That’s a ton of change! And there’s absolutely more change on the horizon.
Over the next few years, I’m most excited about the continued de-siloing of email marketing and the adoption of omnichannel marketing that’s being fueled by innovations like customer data platforms (CDPs).
Consumers don’t interact with channels. They interact with brands. And with CDPs and better integration across channels, marketers will finally be able to treat their customers and email subscribers like the omnichannel beings they’ve been for quite some time now.
Long-term, I’m really excited about AI and machine learning. These tools will get much better over the course of this decade and will be essential to helping marketers send the right message to the right person at the right time at scale.
Q8 – Final question for the day! As a marketer, I love being marketed to (for better or worse!) What about you? Do you have any favorite email lists you subscribe to? What types of emails do you look forward to receiving each week?
After 15 years of subscribing to more than 100 brands at a time, I’ll confess that I’ve become pretty jaded. It’s hard to not critique an email as I’m reading it. The emails I currently enjoy the most help me stay up to date on what’s new, particularly in entertainment, like the emails from Fandango and HBO. Among retailers, I’ve really been enjoying IKEA and Williams Sonoma, which do a fantastic job of mixing up their messages and being inspirational, avoiding the hard-sell promotional drumbeat that dominates so many other retailers’ programs.
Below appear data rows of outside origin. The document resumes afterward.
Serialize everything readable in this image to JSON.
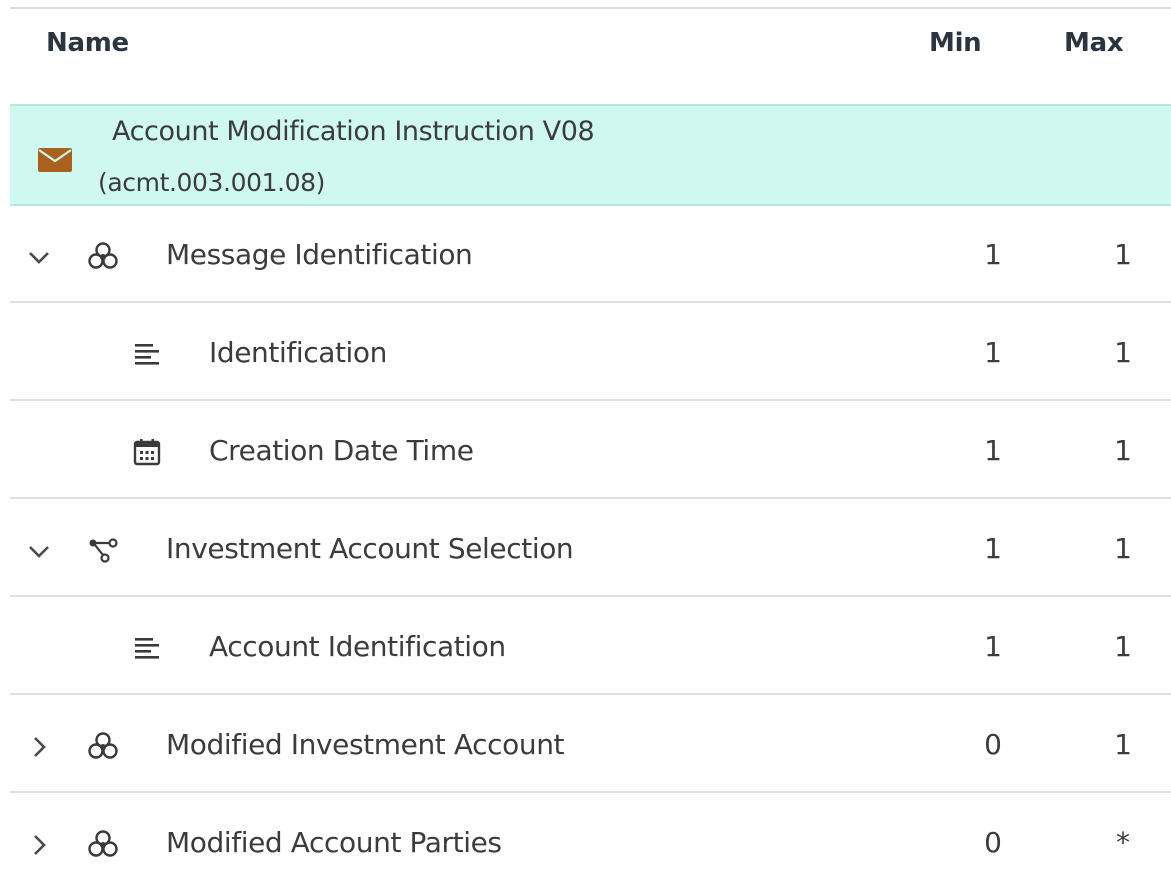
{
  "header": {
    "name_label": "Name",
    "min_label": "Min",
    "max_label": "Max"
  },
  "root": {
    "title": "Account Modification Instruction V08",
    "code": "(acmt.003.001.08)",
    "icon": "envelope-icon",
    "icon_color": "#a9621d",
    "background": "#cef8f0"
  },
  "rows": [
    {
      "label": "Message Identification",
      "min": "1",
      "max": "1",
      "icon": "component-icon",
      "chevron": "expanded",
      "level": 1
    },
    {
      "label": "Identification",
      "min": "1",
      "max": "1",
      "icon": "text-lines-icon",
      "chevron": "none",
      "level": 2
    },
    {
      "label": "Creation Date Time",
      "min": "1",
      "max": "1",
      "icon": "calendar-icon",
      "chevron": "none",
      "level": 2
    },
    {
      "label": "Investment Account Selection",
      "min": "1",
      "max": "1",
      "icon": "choice-icon",
      "chevron": "expanded",
      "level": 1
    },
    {
      "label": "Account Identification",
      "min": "1",
      "max": "1",
      "icon": "text-lines-icon",
      "chevron": "none",
      "level": 2
    },
    {
      "label": "Modified Investment Account",
      "min": "0",
      "max": "1",
      "icon": "component-icon",
      "chevron": "collapsed",
      "level": 1
    },
    {
      "label": "Modified Account Parties",
      "min": "0",
      "max": "*",
      "icon": "component-icon",
      "chevron": "collapsed",
      "level": 1
    }
  ]
}
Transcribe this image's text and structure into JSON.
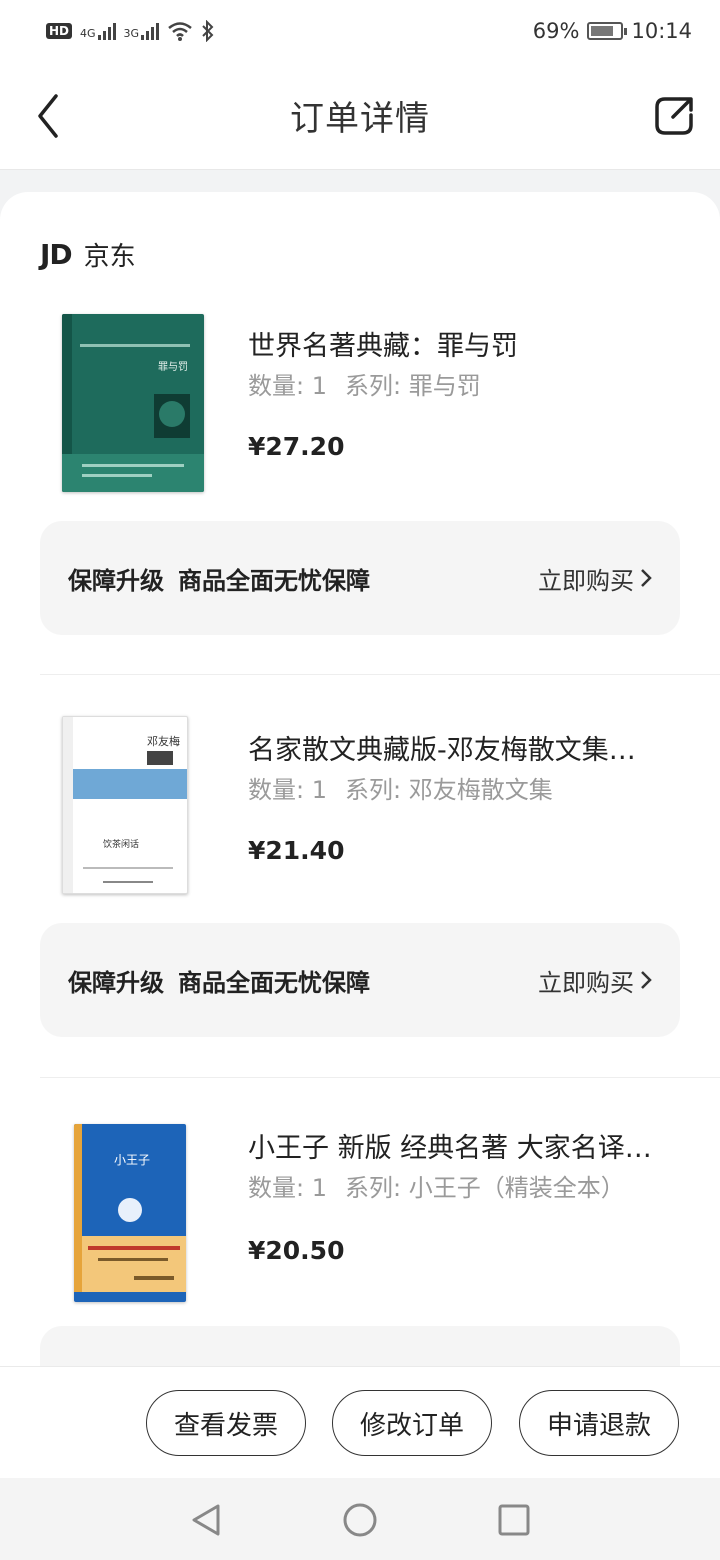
{
  "status_bar": {
    "hd": "HD",
    "net1": "4G",
    "net2": "3G",
    "battery_pct": "69%",
    "time": "10:14",
    "icons": [
      "signal-icon",
      "wifi-icon",
      "bluetooth-icon",
      "battery-icon"
    ]
  },
  "header": {
    "title": "订单详情",
    "back_icon": "back-chevron-icon",
    "share_icon": "share-icon"
  },
  "store": {
    "logo": "JD",
    "name": "京东"
  },
  "items": [
    {
      "title": "世界名著典藏：罪与罚",
      "qty_label": "数量: 1",
      "series_label": "系列: 罪与罚",
      "price": "¥27.20",
      "cover_color": "#1e6b5c",
      "cover_title": "罪与罚"
    },
    {
      "title": "名家散文典藏版-邓友梅散文集…",
      "qty_label": "数量: 1",
      "series_label": "系列: 邓友梅散文集",
      "price": "¥21.40",
      "cover_color": "#ffffff",
      "cover_title": "邓友梅"
    },
    {
      "title": "小王子 新版 经典名著 大家名译…",
      "qty_label": "数量: 1",
      "series_label": "系列: 小王子（精装全本）",
      "price": "¥20.50",
      "cover_color": "#1d64b8",
      "cover_title": "小王子"
    }
  ],
  "guarantee": {
    "label": "保障升级",
    "desc": "商品全面无忧保障",
    "action": "立即购买"
  },
  "bottom_actions": {
    "invoice": "查看发票",
    "modify": "修改订单",
    "refund": "申请退款"
  },
  "nav": {
    "icons": [
      "nav-back-icon",
      "nav-home-icon",
      "nav-recents-icon"
    ]
  }
}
As much as I know that great copywriting, design, and strategy make a huge difference in email marketing performance, the emails that I enjoy the most are from the brands that I care about. I think that’s evidence that email marketing programs tend to perform really well even when they’re not doing things perfectly. Useful content and a clear brand voice are definitely the foundation of a program with growth potential.
Closing Advice & Recommended Reading
Today Chad has handed over a treaure trove of email marketing advice! We’ve covered topics like:
- Zero-party data,
- AMP for Email,
- email analytics,
- email deliverability,
- Apple Mail privacy,
- Chad’s favourite email lists,
- and even upcoming trends in email for 2023 and beyond — including AI!
I’d like to thank you for taking the time to answer my questions, Chad! It’s been a pleasure to connect with you, illuminating to learn from you, and I hope our readers will continue to follow your career as closely as I will. Wishing you the very best from myself and the whole Dyspatch team, and hope to collaborate again in the future.
For anybody looking to connect with Chad, you can find him on LinkedIn or pick up a copy of his 5-star book, Email Marketing Rules on Amazon!